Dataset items
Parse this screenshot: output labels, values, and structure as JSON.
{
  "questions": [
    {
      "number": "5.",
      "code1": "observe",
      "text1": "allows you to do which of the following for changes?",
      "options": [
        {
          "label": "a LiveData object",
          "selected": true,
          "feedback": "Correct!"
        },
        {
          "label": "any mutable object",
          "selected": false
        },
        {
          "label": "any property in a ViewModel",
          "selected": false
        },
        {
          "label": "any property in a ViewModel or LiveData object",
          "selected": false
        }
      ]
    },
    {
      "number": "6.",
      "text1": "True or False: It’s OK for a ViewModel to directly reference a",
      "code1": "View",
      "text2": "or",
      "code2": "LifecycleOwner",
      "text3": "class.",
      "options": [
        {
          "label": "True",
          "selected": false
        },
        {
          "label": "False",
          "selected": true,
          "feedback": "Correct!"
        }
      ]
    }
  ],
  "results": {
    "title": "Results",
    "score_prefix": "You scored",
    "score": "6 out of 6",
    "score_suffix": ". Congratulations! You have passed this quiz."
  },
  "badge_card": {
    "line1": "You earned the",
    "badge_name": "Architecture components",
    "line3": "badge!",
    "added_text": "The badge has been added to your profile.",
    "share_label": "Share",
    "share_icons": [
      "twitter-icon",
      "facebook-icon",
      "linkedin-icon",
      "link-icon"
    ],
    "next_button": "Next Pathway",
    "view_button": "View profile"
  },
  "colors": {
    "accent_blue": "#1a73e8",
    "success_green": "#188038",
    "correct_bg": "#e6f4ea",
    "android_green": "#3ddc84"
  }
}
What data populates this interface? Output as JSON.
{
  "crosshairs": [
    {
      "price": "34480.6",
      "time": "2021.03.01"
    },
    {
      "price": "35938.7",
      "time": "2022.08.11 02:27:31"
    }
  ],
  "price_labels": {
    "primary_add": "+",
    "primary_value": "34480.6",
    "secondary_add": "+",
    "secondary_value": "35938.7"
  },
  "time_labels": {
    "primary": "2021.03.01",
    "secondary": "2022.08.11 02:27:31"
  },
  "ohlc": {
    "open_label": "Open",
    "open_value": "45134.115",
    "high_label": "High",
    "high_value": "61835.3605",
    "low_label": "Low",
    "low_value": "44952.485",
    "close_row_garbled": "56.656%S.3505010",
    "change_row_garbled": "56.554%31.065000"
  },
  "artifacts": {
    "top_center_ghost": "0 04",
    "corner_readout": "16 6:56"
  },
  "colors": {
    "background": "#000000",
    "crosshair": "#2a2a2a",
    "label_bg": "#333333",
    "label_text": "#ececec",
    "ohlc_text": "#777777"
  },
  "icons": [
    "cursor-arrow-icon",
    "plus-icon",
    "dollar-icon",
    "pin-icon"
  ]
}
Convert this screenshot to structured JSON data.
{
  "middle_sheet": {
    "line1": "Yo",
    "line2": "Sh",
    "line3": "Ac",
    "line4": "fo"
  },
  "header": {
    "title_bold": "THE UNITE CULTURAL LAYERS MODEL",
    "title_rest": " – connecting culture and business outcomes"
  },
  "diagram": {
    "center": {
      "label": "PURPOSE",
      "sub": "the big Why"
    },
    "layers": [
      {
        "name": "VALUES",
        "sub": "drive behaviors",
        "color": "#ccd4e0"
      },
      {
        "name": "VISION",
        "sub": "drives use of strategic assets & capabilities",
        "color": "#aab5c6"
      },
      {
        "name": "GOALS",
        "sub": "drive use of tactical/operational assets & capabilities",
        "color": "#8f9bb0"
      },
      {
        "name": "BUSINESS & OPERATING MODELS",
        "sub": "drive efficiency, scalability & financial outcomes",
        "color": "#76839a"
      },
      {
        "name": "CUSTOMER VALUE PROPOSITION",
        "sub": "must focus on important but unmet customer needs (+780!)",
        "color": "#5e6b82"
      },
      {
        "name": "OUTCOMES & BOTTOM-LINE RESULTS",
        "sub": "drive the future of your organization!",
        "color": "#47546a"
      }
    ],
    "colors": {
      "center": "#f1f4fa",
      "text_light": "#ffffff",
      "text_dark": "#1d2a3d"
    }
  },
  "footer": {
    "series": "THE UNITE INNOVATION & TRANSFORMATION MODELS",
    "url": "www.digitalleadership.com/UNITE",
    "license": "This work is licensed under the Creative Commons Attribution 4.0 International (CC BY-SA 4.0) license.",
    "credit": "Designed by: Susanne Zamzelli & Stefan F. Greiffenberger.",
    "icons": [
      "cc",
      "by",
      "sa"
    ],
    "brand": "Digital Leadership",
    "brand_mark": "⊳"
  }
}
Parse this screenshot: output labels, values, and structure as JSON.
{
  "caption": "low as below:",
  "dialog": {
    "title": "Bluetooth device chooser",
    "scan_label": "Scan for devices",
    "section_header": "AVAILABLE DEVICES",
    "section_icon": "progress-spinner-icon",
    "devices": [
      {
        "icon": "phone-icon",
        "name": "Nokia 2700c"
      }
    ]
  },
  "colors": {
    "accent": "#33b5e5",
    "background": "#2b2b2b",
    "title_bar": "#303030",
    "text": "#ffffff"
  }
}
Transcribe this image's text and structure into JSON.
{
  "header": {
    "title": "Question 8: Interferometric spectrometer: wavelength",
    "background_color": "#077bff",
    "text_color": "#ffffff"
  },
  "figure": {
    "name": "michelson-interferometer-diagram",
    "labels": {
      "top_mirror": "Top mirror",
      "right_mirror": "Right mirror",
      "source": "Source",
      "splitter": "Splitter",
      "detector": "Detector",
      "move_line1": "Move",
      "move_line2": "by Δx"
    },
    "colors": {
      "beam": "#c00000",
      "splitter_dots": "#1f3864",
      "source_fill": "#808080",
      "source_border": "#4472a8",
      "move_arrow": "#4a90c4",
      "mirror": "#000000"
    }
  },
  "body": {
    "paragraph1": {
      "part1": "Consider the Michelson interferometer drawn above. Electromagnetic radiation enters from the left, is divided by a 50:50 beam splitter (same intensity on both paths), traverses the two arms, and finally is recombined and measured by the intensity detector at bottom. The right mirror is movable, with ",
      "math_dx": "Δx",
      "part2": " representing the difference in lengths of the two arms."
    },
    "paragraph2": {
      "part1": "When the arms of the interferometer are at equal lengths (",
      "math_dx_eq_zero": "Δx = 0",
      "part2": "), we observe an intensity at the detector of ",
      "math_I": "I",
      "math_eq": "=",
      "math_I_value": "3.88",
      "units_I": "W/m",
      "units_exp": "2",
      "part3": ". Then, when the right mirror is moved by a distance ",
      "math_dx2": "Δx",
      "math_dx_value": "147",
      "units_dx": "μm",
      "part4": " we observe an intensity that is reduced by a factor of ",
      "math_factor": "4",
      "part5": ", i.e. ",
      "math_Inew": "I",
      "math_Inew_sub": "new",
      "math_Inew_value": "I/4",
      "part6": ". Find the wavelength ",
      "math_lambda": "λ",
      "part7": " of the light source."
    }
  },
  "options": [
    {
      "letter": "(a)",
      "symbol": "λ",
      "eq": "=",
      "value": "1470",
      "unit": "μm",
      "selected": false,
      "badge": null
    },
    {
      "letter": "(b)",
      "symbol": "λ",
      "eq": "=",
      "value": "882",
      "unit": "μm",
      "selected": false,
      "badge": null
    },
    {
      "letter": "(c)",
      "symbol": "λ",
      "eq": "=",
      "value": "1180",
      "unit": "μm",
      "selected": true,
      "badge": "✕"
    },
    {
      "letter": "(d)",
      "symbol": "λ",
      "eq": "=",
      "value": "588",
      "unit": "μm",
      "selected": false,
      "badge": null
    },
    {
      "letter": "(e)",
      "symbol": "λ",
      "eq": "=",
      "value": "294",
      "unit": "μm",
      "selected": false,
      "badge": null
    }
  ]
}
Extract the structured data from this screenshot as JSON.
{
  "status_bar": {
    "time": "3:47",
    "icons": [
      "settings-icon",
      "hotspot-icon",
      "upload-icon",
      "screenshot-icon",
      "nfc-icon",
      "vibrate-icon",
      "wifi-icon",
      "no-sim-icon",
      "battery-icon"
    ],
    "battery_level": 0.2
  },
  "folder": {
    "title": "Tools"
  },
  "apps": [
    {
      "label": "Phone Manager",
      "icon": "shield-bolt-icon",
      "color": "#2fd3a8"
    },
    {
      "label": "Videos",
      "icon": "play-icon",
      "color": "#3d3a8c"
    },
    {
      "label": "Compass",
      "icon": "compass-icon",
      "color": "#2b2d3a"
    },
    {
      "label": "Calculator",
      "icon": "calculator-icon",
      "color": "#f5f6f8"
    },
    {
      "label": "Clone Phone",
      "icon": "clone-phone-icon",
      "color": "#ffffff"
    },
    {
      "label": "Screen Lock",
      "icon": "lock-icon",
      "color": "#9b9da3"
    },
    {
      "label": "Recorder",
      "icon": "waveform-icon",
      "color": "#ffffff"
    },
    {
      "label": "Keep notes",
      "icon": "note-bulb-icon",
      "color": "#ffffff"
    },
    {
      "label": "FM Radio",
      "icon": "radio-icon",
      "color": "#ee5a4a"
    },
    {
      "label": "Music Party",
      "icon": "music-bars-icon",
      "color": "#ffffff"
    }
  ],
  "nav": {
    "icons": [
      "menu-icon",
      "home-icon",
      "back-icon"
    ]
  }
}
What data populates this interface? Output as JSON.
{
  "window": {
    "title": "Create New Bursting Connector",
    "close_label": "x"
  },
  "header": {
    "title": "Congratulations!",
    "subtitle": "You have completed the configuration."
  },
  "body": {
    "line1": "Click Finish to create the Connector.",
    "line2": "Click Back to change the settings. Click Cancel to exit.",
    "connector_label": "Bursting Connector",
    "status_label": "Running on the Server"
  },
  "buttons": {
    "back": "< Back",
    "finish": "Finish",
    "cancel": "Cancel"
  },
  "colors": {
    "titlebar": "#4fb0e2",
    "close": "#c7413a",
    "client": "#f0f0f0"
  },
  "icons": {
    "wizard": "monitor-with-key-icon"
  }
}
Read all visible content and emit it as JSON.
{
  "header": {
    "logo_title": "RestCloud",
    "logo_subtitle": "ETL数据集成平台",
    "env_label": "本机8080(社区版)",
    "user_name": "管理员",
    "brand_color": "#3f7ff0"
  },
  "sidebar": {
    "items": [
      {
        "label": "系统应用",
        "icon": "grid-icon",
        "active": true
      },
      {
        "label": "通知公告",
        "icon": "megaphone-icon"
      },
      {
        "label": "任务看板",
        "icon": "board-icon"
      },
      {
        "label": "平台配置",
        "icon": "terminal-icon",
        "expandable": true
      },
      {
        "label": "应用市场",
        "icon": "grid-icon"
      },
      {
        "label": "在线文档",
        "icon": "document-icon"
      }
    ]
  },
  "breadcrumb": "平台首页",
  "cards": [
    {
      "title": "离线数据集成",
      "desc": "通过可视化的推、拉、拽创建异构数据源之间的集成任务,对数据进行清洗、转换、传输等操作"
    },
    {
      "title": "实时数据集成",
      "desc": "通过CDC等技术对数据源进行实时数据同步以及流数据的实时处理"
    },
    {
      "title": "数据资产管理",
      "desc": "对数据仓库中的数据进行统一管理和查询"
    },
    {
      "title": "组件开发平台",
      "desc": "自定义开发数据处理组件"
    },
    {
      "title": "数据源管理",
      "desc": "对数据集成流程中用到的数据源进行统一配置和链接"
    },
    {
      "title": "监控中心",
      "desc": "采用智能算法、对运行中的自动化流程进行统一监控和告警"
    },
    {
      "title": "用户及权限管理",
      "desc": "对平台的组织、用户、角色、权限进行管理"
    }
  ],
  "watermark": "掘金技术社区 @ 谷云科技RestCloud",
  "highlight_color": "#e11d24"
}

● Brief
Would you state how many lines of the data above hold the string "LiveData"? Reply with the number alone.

● Response to the task
2